What is needed:
Give the whole listing again, exactly as written.

Stored data:
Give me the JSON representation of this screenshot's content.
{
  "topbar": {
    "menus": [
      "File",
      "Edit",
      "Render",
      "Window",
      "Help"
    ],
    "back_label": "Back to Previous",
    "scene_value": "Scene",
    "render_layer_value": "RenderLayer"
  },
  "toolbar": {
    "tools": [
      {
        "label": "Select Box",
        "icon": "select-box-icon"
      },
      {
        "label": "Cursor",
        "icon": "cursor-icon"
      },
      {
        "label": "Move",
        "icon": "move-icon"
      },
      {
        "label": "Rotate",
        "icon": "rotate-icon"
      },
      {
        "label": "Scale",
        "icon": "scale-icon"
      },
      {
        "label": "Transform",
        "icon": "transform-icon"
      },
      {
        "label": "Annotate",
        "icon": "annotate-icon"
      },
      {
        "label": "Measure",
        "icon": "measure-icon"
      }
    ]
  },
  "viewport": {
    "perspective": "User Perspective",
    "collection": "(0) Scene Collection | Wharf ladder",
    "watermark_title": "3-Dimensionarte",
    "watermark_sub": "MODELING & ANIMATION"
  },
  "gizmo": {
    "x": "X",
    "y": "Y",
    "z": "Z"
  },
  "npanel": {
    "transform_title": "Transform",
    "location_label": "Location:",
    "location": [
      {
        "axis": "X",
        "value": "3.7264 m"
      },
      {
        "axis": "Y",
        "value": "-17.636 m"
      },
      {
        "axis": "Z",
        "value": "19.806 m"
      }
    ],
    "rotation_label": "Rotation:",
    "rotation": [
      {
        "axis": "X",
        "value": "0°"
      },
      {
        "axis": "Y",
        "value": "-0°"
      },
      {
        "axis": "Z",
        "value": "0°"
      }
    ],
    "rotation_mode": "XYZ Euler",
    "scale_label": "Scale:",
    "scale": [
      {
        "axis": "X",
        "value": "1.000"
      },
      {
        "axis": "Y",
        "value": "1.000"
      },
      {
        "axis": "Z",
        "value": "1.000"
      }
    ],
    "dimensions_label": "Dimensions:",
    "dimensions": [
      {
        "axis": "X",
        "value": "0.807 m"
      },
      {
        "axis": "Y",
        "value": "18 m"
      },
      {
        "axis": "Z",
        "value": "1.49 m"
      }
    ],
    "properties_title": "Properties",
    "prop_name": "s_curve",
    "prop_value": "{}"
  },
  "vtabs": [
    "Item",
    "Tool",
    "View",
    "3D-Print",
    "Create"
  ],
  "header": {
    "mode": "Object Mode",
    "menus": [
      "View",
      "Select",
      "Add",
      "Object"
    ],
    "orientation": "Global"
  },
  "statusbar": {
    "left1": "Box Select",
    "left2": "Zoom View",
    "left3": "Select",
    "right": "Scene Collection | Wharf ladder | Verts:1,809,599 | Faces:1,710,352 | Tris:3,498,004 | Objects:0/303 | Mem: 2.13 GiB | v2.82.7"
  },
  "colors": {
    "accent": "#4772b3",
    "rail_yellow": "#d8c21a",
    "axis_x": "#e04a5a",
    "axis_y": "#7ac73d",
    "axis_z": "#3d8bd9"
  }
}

Solution to this problem:
Give me the JSON representation of this screenshot's content.
{
  "topbar": {
    "menus": [
      "File",
      "Edit",
      "Render",
      "Window",
      "Help"
    ],
    "back_label": "Back to Previous",
    "scene_value": "Scene",
    "render_layer_value": "RenderLayer"
  },
  "toolbar": {
    "tools": [
      {
        "label": "Select Box",
        "icon": "select-box-icon"
      },
      {
        "label": "Cursor",
        "icon": "cursor-icon"
      },
      {
        "label": "Move",
        "icon": "move-icon"
      },
      {
        "label": "Rotate",
        "icon": "rotate-icon"
      },
      {
        "label": "Scale",
        "icon": "scale-icon"
      },
      {
        "label": "Transform",
        "icon": "transform-icon"
      },
      {
        "label": "Annotate",
        "icon": "annotate-icon"
      },
      {
        "label": "Measure",
        "icon": "measure-icon"
      }
    ]
  },
  "viewport": {
    "perspective": "User Perspective",
    "collection": "(0) Scene Collection | Wharf ladder",
    "watermark_title": "3-Dimensionarte",
    "watermark_sub": "MODELING & ANIMATION"
  },
  "gizmo": {
    "x": "X",
    "y": "Y",
    "z": "Z"
  },
  "npanel": {
    "transform_title": "Transform",
    "location_label": "Location:",
    "location": [
      {
        "axis": "X",
        "value": "3.7264 m"
      },
      {
        "axis": "Y",
        "value": "-17.636 m"
      },
      {
        "axis": "Z",
        "value": "19.806 m"
      }
    ],
    "rotation_label": "Rotation:",
    "rotation": [
      {
        "axis": "X",
        "value": "0°"
      },
      {
        "axis": "Y",
        "value": "-0°"
      },
      {
        "axis": "Z",
        "value": "0°"
      }
    ],
    "rotation_mode": "XYZ Euler",
    "scale_label": "Scale:",
    "scale": [
      {
        "axis": "X",
        "value": "1.000"
      },
      {
        "axis": "Y",
        "value": "1.000"
      },
      {
        "axis": "Z",
        "value": "1.000"
      }
    ],
    "dimensions_label": "Dimensions:",
    "dimensions": [
      {
        "axis": "X",
        "value": "0.807 m"
      },
      {
        "axis": "Y",
        "value": "18 m"
      },
      {
        "axis": "Z",
        "value": "1.49 m"
      }
    ],
    "properties_title": "Properties",
    "prop_name": "s_curve",
    "prop_value": "{}"
  },
  "vtabs": [
    "Item",
    "Tool",
    "View",
    "3D-Print",
    "Create"
  ],
  "header": {
    "mode": "Object Mode",
    "menus": [
      "View",
      "Select",
      "Add",
      "Object"
    ],
    "orientation": "Global"
  },
  "statusbar": {
    "left1": "Box Select",
    "left2": "Zoom View",
    "left3": "Select",
    "right": "Scene Collection | Wharf ladder | Verts:1,809,599 | Faces:1,710,352 | Tris:3,498,004 | Objects:0/303 | Mem: 2.13 GiB | v2.82.7"
  },
  "colors": {
    "accent": "#4772b3",
    "rail_yellow": "#d8c21a",
    "axis_x": "#e04a5a",
    "axis_y": "#7ac73d",
    "axis_z": "#3d8bd9"
  }
}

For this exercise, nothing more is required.